YOUR GOAL -> Down to the last line, set down the material below exactly, excluding pictures.

┌─ AVAILABLE DATA

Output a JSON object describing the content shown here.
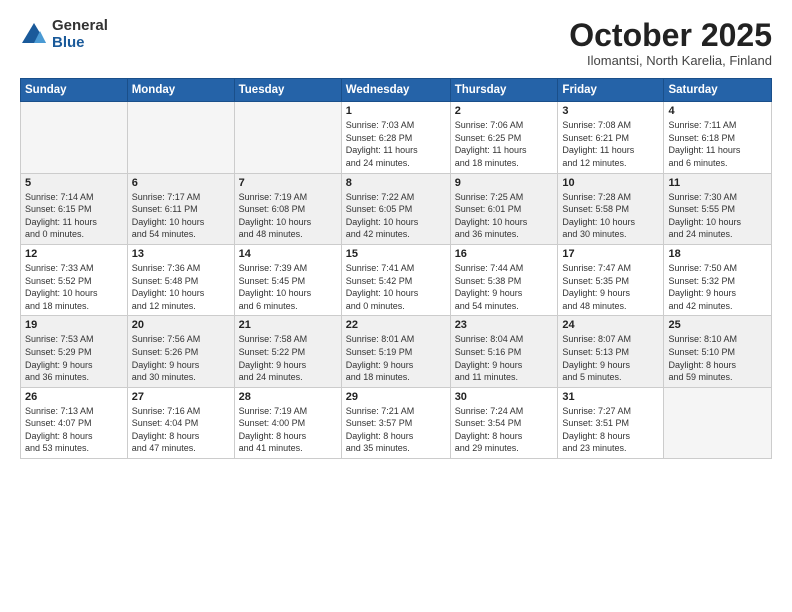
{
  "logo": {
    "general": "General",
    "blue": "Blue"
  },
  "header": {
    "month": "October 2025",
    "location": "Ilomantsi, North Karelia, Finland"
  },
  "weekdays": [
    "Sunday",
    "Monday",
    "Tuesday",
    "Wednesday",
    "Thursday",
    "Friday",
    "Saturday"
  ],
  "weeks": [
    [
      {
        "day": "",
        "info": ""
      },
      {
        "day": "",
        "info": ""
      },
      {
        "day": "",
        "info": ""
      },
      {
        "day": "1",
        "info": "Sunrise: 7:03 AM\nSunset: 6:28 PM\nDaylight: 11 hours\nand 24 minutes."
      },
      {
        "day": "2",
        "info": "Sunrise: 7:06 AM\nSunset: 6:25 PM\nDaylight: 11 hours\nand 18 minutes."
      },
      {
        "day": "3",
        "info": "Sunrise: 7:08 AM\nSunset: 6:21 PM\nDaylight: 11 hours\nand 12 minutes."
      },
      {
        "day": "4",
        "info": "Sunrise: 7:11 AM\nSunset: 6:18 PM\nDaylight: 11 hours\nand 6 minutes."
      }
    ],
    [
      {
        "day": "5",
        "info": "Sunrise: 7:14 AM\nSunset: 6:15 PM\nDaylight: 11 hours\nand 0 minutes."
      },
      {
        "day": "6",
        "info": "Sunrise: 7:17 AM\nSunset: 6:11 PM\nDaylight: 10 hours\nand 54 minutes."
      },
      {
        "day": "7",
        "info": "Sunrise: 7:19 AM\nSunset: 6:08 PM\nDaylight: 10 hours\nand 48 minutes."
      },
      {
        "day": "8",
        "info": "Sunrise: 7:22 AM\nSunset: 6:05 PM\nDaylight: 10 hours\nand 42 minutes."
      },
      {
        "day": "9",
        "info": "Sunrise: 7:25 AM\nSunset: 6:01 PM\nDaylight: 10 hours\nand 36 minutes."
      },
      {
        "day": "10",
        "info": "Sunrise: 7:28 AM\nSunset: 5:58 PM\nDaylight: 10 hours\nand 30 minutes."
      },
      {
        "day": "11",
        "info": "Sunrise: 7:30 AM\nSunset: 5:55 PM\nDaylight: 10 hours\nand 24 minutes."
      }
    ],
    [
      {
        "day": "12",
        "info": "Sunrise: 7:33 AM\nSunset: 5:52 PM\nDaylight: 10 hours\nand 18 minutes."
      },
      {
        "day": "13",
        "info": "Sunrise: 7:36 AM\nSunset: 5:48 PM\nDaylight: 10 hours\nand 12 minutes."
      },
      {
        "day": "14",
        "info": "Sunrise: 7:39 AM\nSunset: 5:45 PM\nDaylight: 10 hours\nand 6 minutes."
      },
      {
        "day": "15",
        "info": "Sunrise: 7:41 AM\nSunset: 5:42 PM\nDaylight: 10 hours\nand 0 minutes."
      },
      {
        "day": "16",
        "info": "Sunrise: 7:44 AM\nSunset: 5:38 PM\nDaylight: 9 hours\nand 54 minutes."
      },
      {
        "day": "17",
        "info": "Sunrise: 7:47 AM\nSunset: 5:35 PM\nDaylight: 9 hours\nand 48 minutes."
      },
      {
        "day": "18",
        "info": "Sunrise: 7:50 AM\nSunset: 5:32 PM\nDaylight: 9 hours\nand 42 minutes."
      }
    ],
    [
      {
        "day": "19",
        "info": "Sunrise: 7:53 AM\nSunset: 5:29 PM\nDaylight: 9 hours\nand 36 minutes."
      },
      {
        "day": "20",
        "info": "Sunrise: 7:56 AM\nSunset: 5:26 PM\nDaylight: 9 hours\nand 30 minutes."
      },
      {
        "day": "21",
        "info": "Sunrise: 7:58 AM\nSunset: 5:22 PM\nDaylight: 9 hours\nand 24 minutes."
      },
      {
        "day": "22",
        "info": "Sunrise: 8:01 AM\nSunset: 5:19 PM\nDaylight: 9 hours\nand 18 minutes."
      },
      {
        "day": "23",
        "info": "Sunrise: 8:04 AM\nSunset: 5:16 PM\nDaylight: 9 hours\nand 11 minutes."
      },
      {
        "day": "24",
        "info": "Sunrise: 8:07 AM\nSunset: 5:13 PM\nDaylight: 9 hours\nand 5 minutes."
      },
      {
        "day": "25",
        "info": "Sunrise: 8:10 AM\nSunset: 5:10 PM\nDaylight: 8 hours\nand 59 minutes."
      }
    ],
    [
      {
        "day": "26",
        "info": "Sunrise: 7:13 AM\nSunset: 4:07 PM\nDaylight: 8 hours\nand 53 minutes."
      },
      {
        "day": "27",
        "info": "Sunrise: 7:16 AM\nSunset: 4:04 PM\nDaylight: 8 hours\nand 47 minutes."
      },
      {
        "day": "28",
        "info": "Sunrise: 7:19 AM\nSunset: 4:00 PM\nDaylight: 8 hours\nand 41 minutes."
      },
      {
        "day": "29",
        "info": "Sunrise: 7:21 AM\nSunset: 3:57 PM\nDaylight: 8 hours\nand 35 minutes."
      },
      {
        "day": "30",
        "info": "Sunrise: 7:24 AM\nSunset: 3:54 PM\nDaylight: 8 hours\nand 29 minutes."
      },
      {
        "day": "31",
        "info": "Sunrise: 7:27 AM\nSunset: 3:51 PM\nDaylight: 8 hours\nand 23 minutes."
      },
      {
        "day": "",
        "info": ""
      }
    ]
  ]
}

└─

RESULT ->
Output a JSON object describing the content shown here.
{
  "logo": {
    "general": "General",
    "blue": "Blue"
  },
  "header": {
    "month": "October 2025",
    "location": "Ilomantsi, North Karelia, Finland"
  },
  "weekdays": [
    "Sunday",
    "Monday",
    "Tuesday",
    "Wednesday",
    "Thursday",
    "Friday",
    "Saturday"
  ],
  "weeks": [
    [
      {
        "day": "",
        "info": ""
      },
      {
        "day": "",
        "info": ""
      },
      {
        "day": "",
        "info": ""
      },
      {
        "day": "1",
        "info": "Sunrise: 7:03 AM\nSunset: 6:28 PM\nDaylight: 11 hours\nand 24 minutes."
      },
      {
        "day": "2",
        "info": "Sunrise: 7:06 AM\nSunset: 6:25 PM\nDaylight: 11 hours\nand 18 minutes."
      },
      {
        "day": "3",
        "info": "Sunrise: 7:08 AM\nSunset: 6:21 PM\nDaylight: 11 hours\nand 12 minutes."
      },
      {
        "day": "4",
        "info": "Sunrise: 7:11 AM\nSunset: 6:18 PM\nDaylight: 11 hours\nand 6 minutes."
      }
    ],
    [
      {
        "day": "5",
        "info": "Sunrise: 7:14 AM\nSunset: 6:15 PM\nDaylight: 11 hours\nand 0 minutes."
      },
      {
        "day": "6",
        "info": "Sunrise: 7:17 AM\nSunset: 6:11 PM\nDaylight: 10 hours\nand 54 minutes."
      },
      {
        "day": "7",
        "info": "Sunrise: 7:19 AM\nSunset: 6:08 PM\nDaylight: 10 hours\nand 48 minutes."
      },
      {
        "day": "8",
        "info": "Sunrise: 7:22 AM\nSunset: 6:05 PM\nDaylight: 10 hours\nand 42 minutes."
      },
      {
        "day": "9",
        "info": "Sunrise: 7:25 AM\nSunset: 6:01 PM\nDaylight: 10 hours\nand 36 minutes."
      },
      {
        "day": "10",
        "info": "Sunrise: 7:28 AM\nSunset: 5:58 PM\nDaylight: 10 hours\nand 30 minutes."
      },
      {
        "day": "11",
        "info": "Sunrise: 7:30 AM\nSunset: 5:55 PM\nDaylight: 10 hours\nand 24 minutes."
      }
    ],
    [
      {
        "day": "12",
        "info": "Sunrise: 7:33 AM\nSunset: 5:52 PM\nDaylight: 10 hours\nand 18 minutes."
      },
      {
        "day": "13",
        "info": "Sunrise: 7:36 AM\nSunset: 5:48 PM\nDaylight: 10 hours\nand 12 minutes."
      },
      {
        "day": "14",
        "info": "Sunrise: 7:39 AM\nSunset: 5:45 PM\nDaylight: 10 hours\nand 6 minutes."
      },
      {
        "day": "15",
        "info": "Sunrise: 7:41 AM\nSunset: 5:42 PM\nDaylight: 10 hours\nand 0 minutes."
      },
      {
        "day": "16",
        "info": "Sunrise: 7:44 AM\nSunset: 5:38 PM\nDaylight: 9 hours\nand 54 minutes."
      },
      {
        "day": "17",
        "info": "Sunrise: 7:47 AM\nSunset: 5:35 PM\nDaylight: 9 hours\nand 48 minutes."
      },
      {
        "day": "18",
        "info": "Sunrise: 7:50 AM\nSunset: 5:32 PM\nDaylight: 9 hours\nand 42 minutes."
      }
    ],
    [
      {
        "day": "19",
        "info": "Sunrise: 7:53 AM\nSunset: 5:29 PM\nDaylight: 9 hours\nand 36 minutes."
      },
      {
        "day": "20",
        "info": "Sunrise: 7:56 AM\nSunset: 5:26 PM\nDaylight: 9 hours\nand 30 minutes."
      },
      {
        "day": "21",
        "info": "Sunrise: 7:58 AM\nSunset: 5:22 PM\nDaylight: 9 hours\nand 24 minutes."
      },
      {
        "day": "22",
        "info": "Sunrise: 8:01 AM\nSunset: 5:19 PM\nDaylight: 9 hours\nand 18 minutes."
      },
      {
        "day": "23",
        "info": "Sunrise: 8:04 AM\nSunset: 5:16 PM\nDaylight: 9 hours\nand 11 minutes."
      },
      {
        "day": "24",
        "info": "Sunrise: 8:07 AM\nSunset: 5:13 PM\nDaylight: 9 hours\nand 5 minutes."
      },
      {
        "day": "25",
        "info": "Sunrise: 8:10 AM\nSunset: 5:10 PM\nDaylight: 8 hours\nand 59 minutes."
      }
    ],
    [
      {
        "day": "26",
        "info": "Sunrise: 7:13 AM\nSunset: 4:07 PM\nDaylight: 8 hours\nand 53 minutes."
      },
      {
        "day": "27",
        "info": "Sunrise: 7:16 AM\nSunset: 4:04 PM\nDaylight: 8 hours\nand 47 minutes."
      },
      {
        "day": "28",
        "info": "Sunrise: 7:19 AM\nSunset: 4:00 PM\nDaylight: 8 hours\nand 41 minutes."
      },
      {
        "day": "29",
        "info": "Sunrise: 7:21 AM\nSunset: 3:57 PM\nDaylight: 8 hours\nand 35 minutes."
      },
      {
        "day": "30",
        "info": "Sunrise: 7:24 AM\nSunset: 3:54 PM\nDaylight: 8 hours\nand 29 minutes."
      },
      {
        "day": "31",
        "info": "Sunrise: 7:27 AM\nSunset: 3:51 PM\nDaylight: 8 hours\nand 23 minutes."
      },
      {
        "day": "",
        "info": ""
      }
    ]
  ]
}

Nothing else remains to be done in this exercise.